Work to be completed: If a line in the listing below has the string "this", copy it out.

Entries shown:
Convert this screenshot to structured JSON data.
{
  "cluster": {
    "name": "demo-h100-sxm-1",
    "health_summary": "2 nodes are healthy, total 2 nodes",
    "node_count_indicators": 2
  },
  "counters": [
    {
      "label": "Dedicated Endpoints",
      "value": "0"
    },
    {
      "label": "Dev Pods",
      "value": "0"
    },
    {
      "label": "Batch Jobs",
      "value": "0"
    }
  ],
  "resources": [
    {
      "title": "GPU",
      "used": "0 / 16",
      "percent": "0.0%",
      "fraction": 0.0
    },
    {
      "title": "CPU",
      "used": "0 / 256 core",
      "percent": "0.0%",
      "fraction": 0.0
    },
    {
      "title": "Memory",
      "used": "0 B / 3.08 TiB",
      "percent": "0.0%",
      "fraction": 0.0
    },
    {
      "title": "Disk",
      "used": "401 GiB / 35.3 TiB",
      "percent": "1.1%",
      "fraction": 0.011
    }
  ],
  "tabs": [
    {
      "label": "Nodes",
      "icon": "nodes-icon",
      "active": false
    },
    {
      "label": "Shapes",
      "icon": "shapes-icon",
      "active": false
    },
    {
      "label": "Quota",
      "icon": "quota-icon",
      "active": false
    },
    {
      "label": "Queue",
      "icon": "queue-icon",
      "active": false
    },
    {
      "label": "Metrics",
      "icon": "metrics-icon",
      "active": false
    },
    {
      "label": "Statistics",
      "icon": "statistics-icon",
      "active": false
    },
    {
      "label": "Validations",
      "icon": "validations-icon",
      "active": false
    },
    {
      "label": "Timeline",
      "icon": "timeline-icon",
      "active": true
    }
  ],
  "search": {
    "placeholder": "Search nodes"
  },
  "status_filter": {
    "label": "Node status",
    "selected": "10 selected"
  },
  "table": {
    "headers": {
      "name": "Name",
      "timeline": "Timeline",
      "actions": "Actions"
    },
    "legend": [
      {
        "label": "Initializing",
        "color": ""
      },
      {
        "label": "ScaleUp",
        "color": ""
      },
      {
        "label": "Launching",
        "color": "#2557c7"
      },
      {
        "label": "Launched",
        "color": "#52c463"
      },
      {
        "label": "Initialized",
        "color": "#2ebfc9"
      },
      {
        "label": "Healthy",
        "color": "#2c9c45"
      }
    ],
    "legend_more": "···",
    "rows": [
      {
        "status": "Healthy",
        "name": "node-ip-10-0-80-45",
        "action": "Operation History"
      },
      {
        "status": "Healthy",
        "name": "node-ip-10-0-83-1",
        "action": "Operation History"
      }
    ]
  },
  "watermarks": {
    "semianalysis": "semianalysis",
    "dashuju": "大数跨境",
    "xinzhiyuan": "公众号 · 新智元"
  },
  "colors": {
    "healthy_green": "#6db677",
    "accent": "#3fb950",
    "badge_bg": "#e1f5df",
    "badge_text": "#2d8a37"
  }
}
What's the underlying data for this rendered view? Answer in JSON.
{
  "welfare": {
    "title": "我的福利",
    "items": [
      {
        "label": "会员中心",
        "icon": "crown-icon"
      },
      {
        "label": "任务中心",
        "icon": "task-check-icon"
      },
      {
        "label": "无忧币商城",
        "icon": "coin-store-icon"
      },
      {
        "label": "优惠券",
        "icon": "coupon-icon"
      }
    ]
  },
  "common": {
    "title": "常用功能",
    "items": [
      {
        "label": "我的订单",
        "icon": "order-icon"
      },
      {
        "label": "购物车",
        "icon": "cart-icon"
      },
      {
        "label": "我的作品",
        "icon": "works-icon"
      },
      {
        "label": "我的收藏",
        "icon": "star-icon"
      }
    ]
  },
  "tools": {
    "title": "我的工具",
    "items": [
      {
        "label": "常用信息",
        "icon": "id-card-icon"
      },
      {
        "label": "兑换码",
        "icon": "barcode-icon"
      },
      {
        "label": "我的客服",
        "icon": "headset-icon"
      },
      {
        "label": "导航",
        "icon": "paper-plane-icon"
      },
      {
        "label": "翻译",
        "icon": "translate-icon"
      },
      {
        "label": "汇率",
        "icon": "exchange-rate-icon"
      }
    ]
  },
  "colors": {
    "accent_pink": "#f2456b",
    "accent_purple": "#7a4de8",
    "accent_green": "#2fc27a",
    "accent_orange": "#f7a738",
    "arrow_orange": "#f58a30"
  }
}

Task response:
Convert this screenshot to structured JSON data.
What's the underlying data for this rendered view? Answer in JSON.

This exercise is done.